A short two minute explanation of what one theory of defunding the police means. This is the type of defunding the police that we can get support.
A powerful personal narrative from Winfred Rembert who survived a lynching as a teenager. A must watch.
The founder and curator of the New Jim Crow museum, Dr. David Pilgrim, gives short history lessons as he walks viewers through his museum. One of the points that the museum attempts to get across (and does well) is the pervasive nature of the racist laws, caricatures, and violence against Black people across the United States. Well worth 23 minutes of your time. This is an excellent video for a history class or small group discussion.
An intimate, engaging eight part series focusing on the Flint Police Department (Michigan) that shows the policing from all sides, the police, the public that supports them, the public that doesn't support them, the politicians that support them and don't support them, and everyone in-between. Flint Town shows the complexity of working for a police department in neighborhoods that are at high stress levels because of poverty, race, and, in Flint's case, water issues. It also shows the differences in officer's approaches to policing based on their ethnicity and where/how they grew up. This series is highly recommended.
Whew! This is an intense 23 minutes. Hats off the Emmanuel Acho and the Petaluma Police Department for talking with each other and role modeling what it takes to make change - sitting down together and asking and answering difficult questions.
Police officer Renee Mitchell tells a story where she had to choose between appeasing her superior by arresting an individual or letting the individual go and putting her career in jeopardy and how that decision cemented the idea that the way we police in America has to change.
Conservatively speaking, one in ten police interactions involve a mentally ill person, but rarely are police trained to deal with a person having a mental illness crisis. A Different Kind of Force follows the San Antonino police mental health unit as they respond to mental health situations and strive to employ crisis intervention training despite not receiving enough funding and support.
A one-hour lecture on the history of discrimination against Asian people in America and how the model minority myth still exists and is used as a wedge between the Asian and Black communities.

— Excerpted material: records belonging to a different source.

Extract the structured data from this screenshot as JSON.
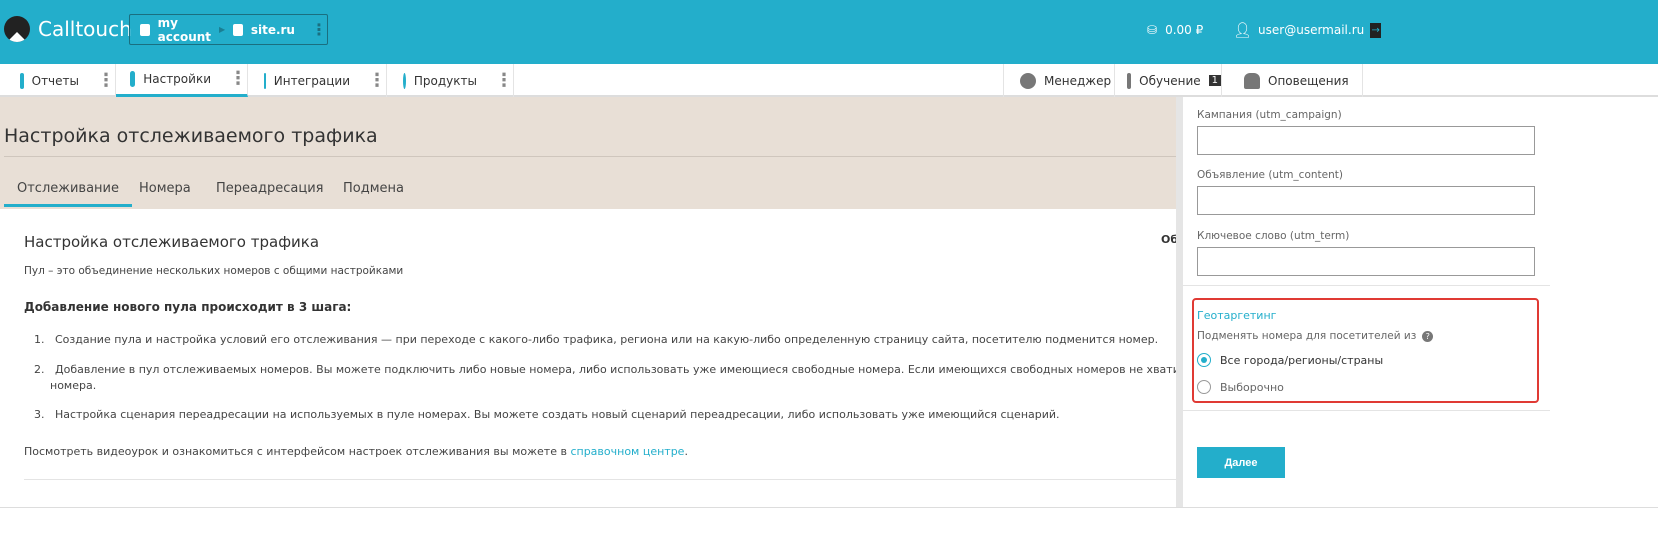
{
  "header": {
    "brand": "Calltouch",
    "account": "my account",
    "site": "site.ru",
    "balance": "0.00 ₽",
    "user": "user@usermail.ru"
  },
  "nav": {
    "left": [
      {
        "label": "Отчеты"
      },
      {
        "label": "Настройки",
        "active": true
      },
      {
        "label": "Интеграции"
      },
      {
        "label": "Продукты"
      }
    ],
    "right": [
      {
        "label": "Менеджер"
      },
      {
        "label": "Обучение",
        "badge": "1"
      },
      {
        "label": "Оповещения"
      }
    ]
  },
  "page": {
    "title": "Настройка отслеживаемого трафика",
    "tabs": [
      "Отслеживание",
      "Номера",
      "Переадресация",
      "Подмена"
    ],
    "active_tab": "Отслеживание"
  },
  "content": {
    "heading": "Настройка отслеживаемого трафика",
    "side_label": "Общ",
    "intro": "Пул – это объединение нескольких номеров с общими настройками",
    "steps_title": "Добавление нового пула происходит в 3 шага:",
    "steps": [
      "Создание пула и настройка условий его отслеживания — при переходе с какого-либо трафика, региона или на какую-либо определенную страницу сайта, посетителю подменится номер.",
      "Добавление в пул отслеживаемых номеров. Вы можете подключить либо новые номера, либо использовать уже имеющиеся свободные номера. Если имеющихся свободных номеров не хватит, можно",
      "номера.",
      "Настройка сценария переадресации на используемых в пуле номерах. Вы можете создать новый сценарий переадресации, либо использовать уже имеющийся сценарий."
    ],
    "footer_text": "Посмотреть видеоурок и ознакомиться с интерфейсом настроек отслеживания вы можете в ",
    "footer_link": "справочном центре",
    "footer_end": "."
  },
  "panel": {
    "fields": [
      {
        "label": "Кампания (utm_campaign)",
        "value": ""
      },
      {
        "label": "Объявление (utm_content)",
        "value": ""
      },
      {
        "label": "Ключевое слово (utm_term)",
        "value": ""
      }
    ],
    "geo": {
      "title": "Геотаргетинг",
      "subtitle": "Подменять номера для посетителей из",
      "options": [
        {
          "label": "Все города/регионы/страны",
          "selected": true
        },
        {
          "label": "Выборочно",
          "selected": false
        }
      ]
    },
    "next_button": "Далее"
  },
  "colors": {
    "brand": "#23aecb",
    "highlight": "#e03a34",
    "beige": "#e8dfd6"
  }
}
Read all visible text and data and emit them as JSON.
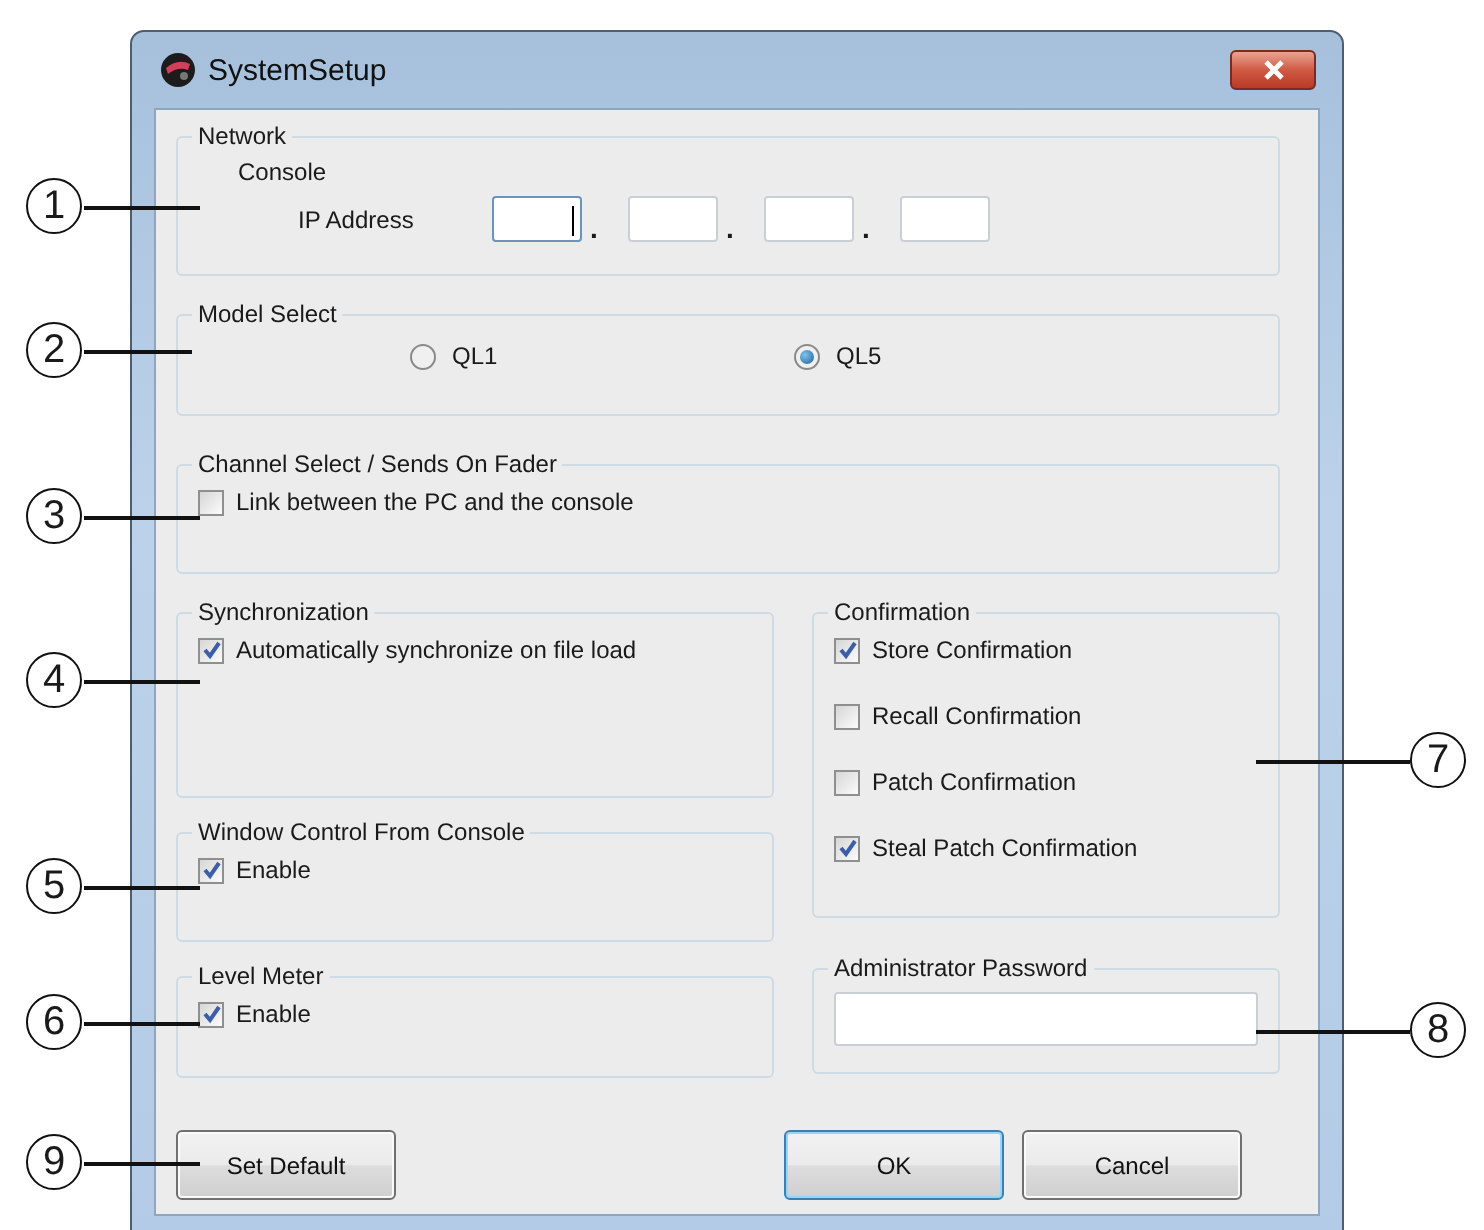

There are few words more loaded than abortion and for many Christians it is the one issue that sways their vote. Skye Jethani argues that overturning Roe v. Wade wouldn't change the abortion rate, but improving access to healthcare and changing our local and state policies on abortion would be more effective.